Removing barriers for diabetes patients
Partnerships between Salem Health and local health resources change the course of a woman’s life.
When Christina was admitted to Salem Health for the third time in one month with complications related to diabetes, she had little hope for a healthy life. Her diabetes was out of control; she was losing her eyesight and her kidneys were beginning to fail.
Christina had no insurance and no doctor. The insulin and other medications she needed cost more than she earned. Much of the information she could get about her illness was not in her native language.
She began to get some answers, though, as Salem Health launched the Diabetes CARE Collaborative. This new community care program aims to reduce the prevalence of obesity and diabetes in areas served by Salem Health. Those regions reported that 3 percent of all deaths within their borders had been caused by diabetes. Christina became one of the first patients helped by the collaborative.
The Diabetes CARE Collaborative helps patients like Christina by working with a network of community partners that share Salem Health’s commitment to prevent and control diabetes. All the partners work together to improve the lives of people who have diabetes through education, awareness and advocacy. Three priorities are:
- Ensure that people seeking health services are provided with quality diabetes care.
- Connect people living with diabetes with self-management resources.
- Make sure that people in Marion and Polk counties have access to healthy food and a community that supports and encourages active lifestyles.
Salem Free Clinic provided Christina’s primary care and helped her access specialty endocrine services through their network of providers. A Salem Health Foundation-funded medication assistance program ensured that she had the medicine she needed. The Diabetes CARE Collaborative provided diabetes education in a language Christina could understand, coupled with culture-appropriate support.
Christina’s health improved dramatically within 90 days of her first visit with her diabetes community case manager. She will soon have cataract surgery and her kidney failure is slowing down. More importantly, she hasn’t been readmitted to the hospital since enrolling in the program.

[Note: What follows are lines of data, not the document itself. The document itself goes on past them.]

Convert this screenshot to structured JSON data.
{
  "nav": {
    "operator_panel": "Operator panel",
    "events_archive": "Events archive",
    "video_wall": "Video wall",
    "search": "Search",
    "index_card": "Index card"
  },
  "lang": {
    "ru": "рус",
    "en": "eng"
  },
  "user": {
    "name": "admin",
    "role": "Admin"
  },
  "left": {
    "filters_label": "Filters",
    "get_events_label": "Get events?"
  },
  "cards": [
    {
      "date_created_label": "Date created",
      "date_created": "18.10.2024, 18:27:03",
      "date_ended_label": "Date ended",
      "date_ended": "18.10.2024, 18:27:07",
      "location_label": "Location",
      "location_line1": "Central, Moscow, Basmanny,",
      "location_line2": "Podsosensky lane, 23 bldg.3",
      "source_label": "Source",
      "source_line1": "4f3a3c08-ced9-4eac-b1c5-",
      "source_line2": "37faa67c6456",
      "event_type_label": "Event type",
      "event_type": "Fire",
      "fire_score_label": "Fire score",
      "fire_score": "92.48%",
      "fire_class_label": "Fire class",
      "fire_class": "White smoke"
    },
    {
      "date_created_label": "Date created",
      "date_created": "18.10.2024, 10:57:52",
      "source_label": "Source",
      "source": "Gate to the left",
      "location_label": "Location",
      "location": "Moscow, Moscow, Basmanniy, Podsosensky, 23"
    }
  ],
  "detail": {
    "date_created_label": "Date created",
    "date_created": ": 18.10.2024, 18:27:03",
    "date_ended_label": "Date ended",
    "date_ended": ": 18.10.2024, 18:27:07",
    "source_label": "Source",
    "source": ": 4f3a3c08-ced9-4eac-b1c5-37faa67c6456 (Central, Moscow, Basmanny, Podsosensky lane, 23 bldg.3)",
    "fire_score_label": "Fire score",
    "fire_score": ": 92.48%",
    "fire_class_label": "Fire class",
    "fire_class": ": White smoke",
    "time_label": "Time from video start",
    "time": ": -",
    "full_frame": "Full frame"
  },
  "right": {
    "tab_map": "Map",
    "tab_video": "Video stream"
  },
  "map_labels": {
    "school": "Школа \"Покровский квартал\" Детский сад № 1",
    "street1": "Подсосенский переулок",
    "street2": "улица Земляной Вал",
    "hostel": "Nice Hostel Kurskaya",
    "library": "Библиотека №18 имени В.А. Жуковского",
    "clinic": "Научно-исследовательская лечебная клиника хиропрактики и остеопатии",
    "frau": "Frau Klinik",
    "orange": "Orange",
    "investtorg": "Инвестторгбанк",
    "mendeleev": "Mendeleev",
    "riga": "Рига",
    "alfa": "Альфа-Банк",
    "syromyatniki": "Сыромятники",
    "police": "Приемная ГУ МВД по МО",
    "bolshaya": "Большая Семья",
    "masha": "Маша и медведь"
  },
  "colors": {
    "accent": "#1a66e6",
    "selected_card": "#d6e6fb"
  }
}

The collaborative is co-chaired by Salem Health’s diabetes community case manager and a nurse from Northwest Human Services, a regional, federally funded community health center. Other partners include the Salem Free Medical Clinic, American Diabetes Association, Salem Clinic, Willamette Valley Partners Health Authority, the YMCA, Yakima Valley Farm Worker’s Clinic, Legacy Health and the Marion County Health Department.